The Zika Virus (“Zika”) has been making headlines for several months now. Though at one time, the virus did not appear to be a major threat, it has now spread to many destinations throughout the Caribbean, Central America, South America, and in various states in the United States. Many have canceled their travel plans to avoid coming in contact with the disease, which is carried by Aedes mosquitoes. Pregnant women are especially at risk should they contract Zika since it has been linked to birth defects such as microcephaly. Aside from mosquito bites, it is also believed that Zika may be spread through sexual intercourse. Therefore, travelers including cruise ship passengers who are infected with Zika may spread it to others. In these instances, a cruise ship injury attorney in Florida may be able to help.
The mosquitoes that spread Zika thrive in warm, humid conditions. Many countries that have reported local transmission of Zika are popular cruise destinations—such as Jamaica, Mexico, and, most recently, the Bahamas and St. Kitts. In addition, Miami, which is a major departure port for many cruise lines, has reported cases of local transmission.
How can a cruise line be held responsible if a passenger contracts Zika? First, cruise lines have a duty to warn their passengers of any dangers that may be present in any ports. This includes the presence of any diseases that may be transmitted to passengers. Once cruise lines have knowledge that a disease, such as Zika, is present at any of its destinations, the cruise line should get in touch with passengers that have booked the cruise to provide information so that the passengers may decide if they wish to travel.

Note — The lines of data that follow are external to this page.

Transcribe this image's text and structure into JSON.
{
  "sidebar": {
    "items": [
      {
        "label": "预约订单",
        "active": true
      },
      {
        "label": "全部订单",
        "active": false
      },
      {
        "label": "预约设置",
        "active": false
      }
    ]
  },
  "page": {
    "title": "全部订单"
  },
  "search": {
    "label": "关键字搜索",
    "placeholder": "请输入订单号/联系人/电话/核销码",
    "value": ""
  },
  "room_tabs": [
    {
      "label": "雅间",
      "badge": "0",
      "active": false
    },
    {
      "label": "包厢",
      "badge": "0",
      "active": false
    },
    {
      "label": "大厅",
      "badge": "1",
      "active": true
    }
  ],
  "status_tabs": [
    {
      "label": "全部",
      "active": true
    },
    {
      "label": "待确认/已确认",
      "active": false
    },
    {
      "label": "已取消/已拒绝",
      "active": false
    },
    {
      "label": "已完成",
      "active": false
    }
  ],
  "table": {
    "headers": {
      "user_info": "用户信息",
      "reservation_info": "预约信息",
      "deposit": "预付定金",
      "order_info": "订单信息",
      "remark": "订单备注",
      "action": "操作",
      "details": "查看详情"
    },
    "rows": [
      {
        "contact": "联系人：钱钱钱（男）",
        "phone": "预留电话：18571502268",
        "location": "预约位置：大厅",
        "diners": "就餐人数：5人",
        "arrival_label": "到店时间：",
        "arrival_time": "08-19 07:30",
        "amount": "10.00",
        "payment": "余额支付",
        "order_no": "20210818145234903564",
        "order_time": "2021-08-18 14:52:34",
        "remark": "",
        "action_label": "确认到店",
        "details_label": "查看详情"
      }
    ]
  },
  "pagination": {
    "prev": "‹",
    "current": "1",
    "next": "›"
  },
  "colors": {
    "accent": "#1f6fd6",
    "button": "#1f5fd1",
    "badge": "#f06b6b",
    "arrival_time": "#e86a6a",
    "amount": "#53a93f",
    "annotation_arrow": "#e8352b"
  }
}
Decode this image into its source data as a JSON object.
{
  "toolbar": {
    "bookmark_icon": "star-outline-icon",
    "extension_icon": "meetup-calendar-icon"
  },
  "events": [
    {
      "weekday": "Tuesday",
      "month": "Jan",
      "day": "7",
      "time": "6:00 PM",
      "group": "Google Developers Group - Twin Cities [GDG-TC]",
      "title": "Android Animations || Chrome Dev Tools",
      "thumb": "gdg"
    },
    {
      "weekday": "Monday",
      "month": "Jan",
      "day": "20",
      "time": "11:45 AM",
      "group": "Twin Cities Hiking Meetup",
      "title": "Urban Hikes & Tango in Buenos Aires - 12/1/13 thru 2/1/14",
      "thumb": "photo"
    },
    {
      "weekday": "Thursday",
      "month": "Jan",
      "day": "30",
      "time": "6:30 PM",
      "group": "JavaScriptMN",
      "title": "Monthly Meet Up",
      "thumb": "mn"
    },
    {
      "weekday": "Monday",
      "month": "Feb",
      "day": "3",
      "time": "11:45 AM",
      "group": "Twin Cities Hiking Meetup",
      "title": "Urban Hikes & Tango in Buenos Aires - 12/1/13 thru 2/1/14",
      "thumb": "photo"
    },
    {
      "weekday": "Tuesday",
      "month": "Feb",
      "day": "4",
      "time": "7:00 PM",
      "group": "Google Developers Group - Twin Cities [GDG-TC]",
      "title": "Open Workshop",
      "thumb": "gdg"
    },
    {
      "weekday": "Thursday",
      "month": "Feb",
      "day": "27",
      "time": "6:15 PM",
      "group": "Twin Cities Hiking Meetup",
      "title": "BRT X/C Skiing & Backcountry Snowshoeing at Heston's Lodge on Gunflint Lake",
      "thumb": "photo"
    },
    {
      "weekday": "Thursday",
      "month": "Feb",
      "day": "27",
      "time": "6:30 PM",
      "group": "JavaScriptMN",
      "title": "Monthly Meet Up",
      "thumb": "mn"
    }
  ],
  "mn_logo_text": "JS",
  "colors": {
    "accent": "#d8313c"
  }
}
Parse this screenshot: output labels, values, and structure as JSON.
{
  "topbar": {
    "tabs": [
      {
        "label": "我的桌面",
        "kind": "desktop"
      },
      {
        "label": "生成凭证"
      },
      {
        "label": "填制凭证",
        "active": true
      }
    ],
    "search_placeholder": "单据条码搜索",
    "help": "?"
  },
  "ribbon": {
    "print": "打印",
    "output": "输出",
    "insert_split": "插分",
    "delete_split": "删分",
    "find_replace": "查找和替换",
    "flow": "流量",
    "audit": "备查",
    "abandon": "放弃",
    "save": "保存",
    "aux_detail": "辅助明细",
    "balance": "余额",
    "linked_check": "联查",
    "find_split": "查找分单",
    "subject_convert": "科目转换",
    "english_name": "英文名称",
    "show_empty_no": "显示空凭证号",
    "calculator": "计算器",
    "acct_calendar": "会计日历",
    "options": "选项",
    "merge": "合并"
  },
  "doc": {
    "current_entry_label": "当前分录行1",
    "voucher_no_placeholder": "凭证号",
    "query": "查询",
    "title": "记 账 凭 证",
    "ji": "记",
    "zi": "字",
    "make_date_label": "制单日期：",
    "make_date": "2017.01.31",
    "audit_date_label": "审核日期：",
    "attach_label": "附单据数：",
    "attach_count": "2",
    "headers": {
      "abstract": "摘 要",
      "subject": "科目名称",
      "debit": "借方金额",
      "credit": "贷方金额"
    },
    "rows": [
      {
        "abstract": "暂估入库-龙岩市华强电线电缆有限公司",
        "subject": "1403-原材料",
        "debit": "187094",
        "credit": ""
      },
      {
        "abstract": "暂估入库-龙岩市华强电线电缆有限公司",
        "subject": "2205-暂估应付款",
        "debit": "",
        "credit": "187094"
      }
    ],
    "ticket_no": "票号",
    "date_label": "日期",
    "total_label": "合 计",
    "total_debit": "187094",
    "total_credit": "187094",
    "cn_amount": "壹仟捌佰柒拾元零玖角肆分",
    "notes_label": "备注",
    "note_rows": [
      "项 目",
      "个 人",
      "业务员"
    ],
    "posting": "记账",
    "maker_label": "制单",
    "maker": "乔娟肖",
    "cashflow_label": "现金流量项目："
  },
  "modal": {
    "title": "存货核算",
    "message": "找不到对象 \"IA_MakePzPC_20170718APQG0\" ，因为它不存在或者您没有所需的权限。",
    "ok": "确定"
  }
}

Additionally, cruise lines should post this information on their websites so that potential guests may make an informed decision about their vacations.